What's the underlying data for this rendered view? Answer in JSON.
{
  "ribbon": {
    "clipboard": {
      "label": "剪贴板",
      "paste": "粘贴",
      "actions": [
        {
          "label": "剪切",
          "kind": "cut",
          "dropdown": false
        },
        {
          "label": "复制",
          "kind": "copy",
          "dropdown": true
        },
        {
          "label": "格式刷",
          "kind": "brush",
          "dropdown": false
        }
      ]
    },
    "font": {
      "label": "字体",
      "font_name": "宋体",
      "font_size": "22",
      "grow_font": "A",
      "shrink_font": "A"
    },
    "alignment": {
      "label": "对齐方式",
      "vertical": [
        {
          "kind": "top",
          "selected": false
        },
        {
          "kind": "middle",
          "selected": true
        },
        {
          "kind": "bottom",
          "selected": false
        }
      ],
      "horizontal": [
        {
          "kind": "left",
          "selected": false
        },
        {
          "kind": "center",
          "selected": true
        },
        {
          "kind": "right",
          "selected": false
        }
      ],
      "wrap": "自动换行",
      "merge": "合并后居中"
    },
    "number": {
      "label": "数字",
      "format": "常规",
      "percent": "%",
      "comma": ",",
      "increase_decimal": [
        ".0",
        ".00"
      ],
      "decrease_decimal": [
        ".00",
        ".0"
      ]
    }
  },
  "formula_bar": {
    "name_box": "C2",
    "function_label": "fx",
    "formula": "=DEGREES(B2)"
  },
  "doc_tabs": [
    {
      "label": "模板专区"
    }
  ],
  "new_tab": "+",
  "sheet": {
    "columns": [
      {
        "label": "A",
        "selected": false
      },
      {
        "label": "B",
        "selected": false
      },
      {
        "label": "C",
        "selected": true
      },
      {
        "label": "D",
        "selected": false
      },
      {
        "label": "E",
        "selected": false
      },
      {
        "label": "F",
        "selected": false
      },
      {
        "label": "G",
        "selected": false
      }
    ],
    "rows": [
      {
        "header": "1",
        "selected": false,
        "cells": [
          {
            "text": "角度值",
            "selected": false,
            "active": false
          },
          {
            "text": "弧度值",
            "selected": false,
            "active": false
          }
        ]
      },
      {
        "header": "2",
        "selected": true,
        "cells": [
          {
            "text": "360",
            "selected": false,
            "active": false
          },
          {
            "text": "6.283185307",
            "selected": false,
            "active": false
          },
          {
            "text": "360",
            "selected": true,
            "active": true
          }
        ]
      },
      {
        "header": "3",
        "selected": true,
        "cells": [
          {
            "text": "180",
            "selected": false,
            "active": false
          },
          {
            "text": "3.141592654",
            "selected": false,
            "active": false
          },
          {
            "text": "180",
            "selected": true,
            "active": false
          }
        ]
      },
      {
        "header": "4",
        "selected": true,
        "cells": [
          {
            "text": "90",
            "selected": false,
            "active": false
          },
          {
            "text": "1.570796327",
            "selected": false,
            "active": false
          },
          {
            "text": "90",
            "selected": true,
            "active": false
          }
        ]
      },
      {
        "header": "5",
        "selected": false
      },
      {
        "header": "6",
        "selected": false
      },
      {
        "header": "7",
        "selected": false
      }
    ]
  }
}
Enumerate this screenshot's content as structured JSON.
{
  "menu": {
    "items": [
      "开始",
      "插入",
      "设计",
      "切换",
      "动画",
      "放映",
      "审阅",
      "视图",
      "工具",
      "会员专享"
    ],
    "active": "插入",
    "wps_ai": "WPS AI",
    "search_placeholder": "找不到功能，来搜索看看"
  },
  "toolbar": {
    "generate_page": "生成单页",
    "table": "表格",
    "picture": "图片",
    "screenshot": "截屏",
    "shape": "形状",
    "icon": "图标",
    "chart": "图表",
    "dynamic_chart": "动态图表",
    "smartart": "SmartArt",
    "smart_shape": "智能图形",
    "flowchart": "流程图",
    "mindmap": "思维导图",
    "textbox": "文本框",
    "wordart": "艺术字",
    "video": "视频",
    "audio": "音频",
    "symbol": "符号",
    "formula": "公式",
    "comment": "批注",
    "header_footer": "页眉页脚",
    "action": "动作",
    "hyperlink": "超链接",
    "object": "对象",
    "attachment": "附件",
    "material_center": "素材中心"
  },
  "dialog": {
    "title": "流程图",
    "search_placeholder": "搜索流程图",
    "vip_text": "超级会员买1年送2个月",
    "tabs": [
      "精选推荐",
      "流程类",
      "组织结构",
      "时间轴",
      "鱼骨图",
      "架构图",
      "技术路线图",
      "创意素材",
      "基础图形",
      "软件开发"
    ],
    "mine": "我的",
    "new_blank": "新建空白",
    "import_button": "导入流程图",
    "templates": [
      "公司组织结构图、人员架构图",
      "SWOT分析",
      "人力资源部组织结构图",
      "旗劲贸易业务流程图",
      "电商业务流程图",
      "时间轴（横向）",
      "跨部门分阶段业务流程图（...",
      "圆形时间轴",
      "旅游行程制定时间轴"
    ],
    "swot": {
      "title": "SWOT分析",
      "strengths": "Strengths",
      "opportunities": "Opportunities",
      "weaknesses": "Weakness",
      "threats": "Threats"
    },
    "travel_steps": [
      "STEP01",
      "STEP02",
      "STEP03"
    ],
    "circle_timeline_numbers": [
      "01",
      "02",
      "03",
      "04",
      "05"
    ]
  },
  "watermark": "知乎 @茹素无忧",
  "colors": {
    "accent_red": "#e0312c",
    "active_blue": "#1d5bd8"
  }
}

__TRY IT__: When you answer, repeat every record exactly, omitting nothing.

__RESULT FOR THIS TASK__:
What's the underlying data for this rendered view? Answer in JSON.
{
  "ribbon": {
    "clipboard": {
      "label": "剪贴板",
      "paste": "粘贴",
      "actions": [
        {
          "label": "剪切",
          "kind": "cut",
          "dropdown": false
        },
        {
          "label": "复制",
          "kind": "copy",
          "dropdown": true
        },
        {
          "label": "格式刷",
          "kind": "brush",
          "dropdown": false
        }
      ]
    },
    "font": {
      "label": "字体",
      "font_name": "宋体",
      "font_size": "22",
      "grow_font": "A",
      "shrink_font": "A"
    },
    "alignment": {
      "label": "对齐方式",
      "vertical": [
        {
          "kind": "top",
          "selected": false
        },
        {
          "kind": "middle",
          "selected": true
        },
        {
          "kind": "bottom",
          "selected": false
        }
      ],
      "horizontal": [
        {
          "kind": "left",
          "selected": false
        },
        {
          "kind": "center",
          "selected": true
        },
        {
          "kind": "right",
          "selected": false
        }
      ],
      "wrap": "自动换行",
      "merge": "合并后居中"
    },
    "number": {
      "label": "数字",
      "format": "常规",
      "percent": "%",
      "comma": ",",
      "increase_decimal": [
        ".0",
        ".00"
      ],
      "decrease_decimal": [
        ".00",
        ".0"
      ]
    }
  },
  "formula_bar": {
    "name_box": "C2",
    "function_label": "fx",
    "formula": "=DEGREES(B2)"
  },
  "doc_tabs": [
    {
      "label": "模板专区"
    }
  ],
  "new_tab": "+",
  "sheet": {
    "columns": [
      {
        "label": "A",
        "selected": false
      },
      {
        "label": "B",
        "selected": false
      },
      {
        "label": "C",
        "selected": true
      },
      {
        "label": "D",
        "selected": false
      },
      {
        "label": "E",
        "selected": false
      },
      {
        "label": "F",
        "selected": false
      },
      {
        "label": "G",
        "selected": false
      }
    ],
    "rows": [
      {
        "header": "1",
        "selected": false,
        "cells": [
          {
            "text": "角度值",
            "selected": false,
            "active": false
          },
          {
            "text": "弧度值",
            "selected": false,
            "active": false
          }
        ]
      },
      {
        "header": "2",
        "selected": true,
        "cells": [
          {
            "text": "360",
            "selected": false,
            "active": false
          },
          {
            "text": "6.283185307",
            "selected": false,
            "active": false
          },
          {
            "text": "360",
            "selected": true,
            "active": true
          }
        ]
      },
      {
        "header": "3",
        "selected": true,
        "cells": [
          {
            "text": "180",
            "selected": false,
            "active": false
          },
          {
            "text": "3.141592654",
            "selected": false,
            "active": false
          },
          {
            "text": "180",
            "selected": true,
            "active": false
          }
        ]
      },
      {
        "header": "4",
        "selected": true,
        "cells": [
          {
            "text": "90",
            "selected": false,
            "active": false
          },
          {
            "text": "1.570796327",
            "selected": false,
            "active": false
          },
          {
            "text": "90",
            "selected": true,
            "active": false
          }
        ]
      },
      {
        "header": "5",
        "selected": false
      },
      {
        "header": "6",
        "selected": false
      },
      {
        "header": "7",
        "selected": false
      }
    ]
  }
}
Enumerate this screenshot's content as structured JSON.
{
  "menu": {
    "items": [
      "开始",
      "插入",
      "设计",
      "切换",
      "动画",
      "放映",
      "审阅",
      "视图",
      "工具",
      "会员专享"
    ],
    "active": "插入",
    "wps_ai": "WPS AI",
    "search_placeholder": "找不到功能，来搜索看看"
  },
  "toolbar": {
    "generate_page": "生成单页",
    "table": "表格",
    "picture": "图片",
    "screenshot": "截屏",
    "shape": "形状",
    "icon": "图标",
    "chart": "图表",
    "dynamic_chart": "动态图表",
    "smartart": "SmartArt",
    "smart_shape": "智能图形",
    "flowchart": "流程图",
    "mindmap": "思维导图",
    "textbox": "文本框",
    "wordart": "艺术字",
    "video": "视频",
    "audio": "音频",
    "symbol": "符号",
    "formula": "公式",
    "comment": "批注",
    "header_footer": "页眉页脚",
    "action": "动作",
    "hyperlink": "超链接",
    "object": "对象",
    "attachment": "附件",
    "material_center": "素材中心"
  },
  "dialog": {
    "title": "流程图",
    "search_placeholder": "搜索流程图",
    "vip_text": "超级会员买1年送2个月",
    "tabs": [
      "精选推荐",
      "流程类",
      "组织结构",
      "时间轴",
      "鱼骨图",
      "架构图",
      "技术路线图",
      "创意素材",
      "基础图形",
      "软件开发"
    ],
    "mine": "我的",
    "new_blank": "新建空白",
    "import_button": "导入流程图",
    "templates": [
      "公司组织结构图、人员架构图",
      "SWOT分析",
      "人力资源部组织结构图",
      "旗劲贸易业务流程图",
      "电商业务流程图",
      "时间轴（横向）",
      "跨部门分阶段业务流程图（...",
      "圆形时间轴",
      "旅游行程制定时间轴"
    ],
    "swot": {
      "title": "SWOT分析",
      "strengths": "Strengths",
      "opportunities": "Opportunities",
      "weaknesses": "Weakness",
      "threats": "Threats"
    },
    "travel_steps": [
      "STEP01",
      "STEP02",
      "STEP03"
    ],
    "circle_timeline_numbers": [
      "01",
      "02",
      "03",
      "04",
      "05"
    ]
  },
  "watermark": "知乎 @茹素无忧",
  "colors": {
    "accent_red": "#e0312c",
    "active_blue": "#1d5bd8"
  }
}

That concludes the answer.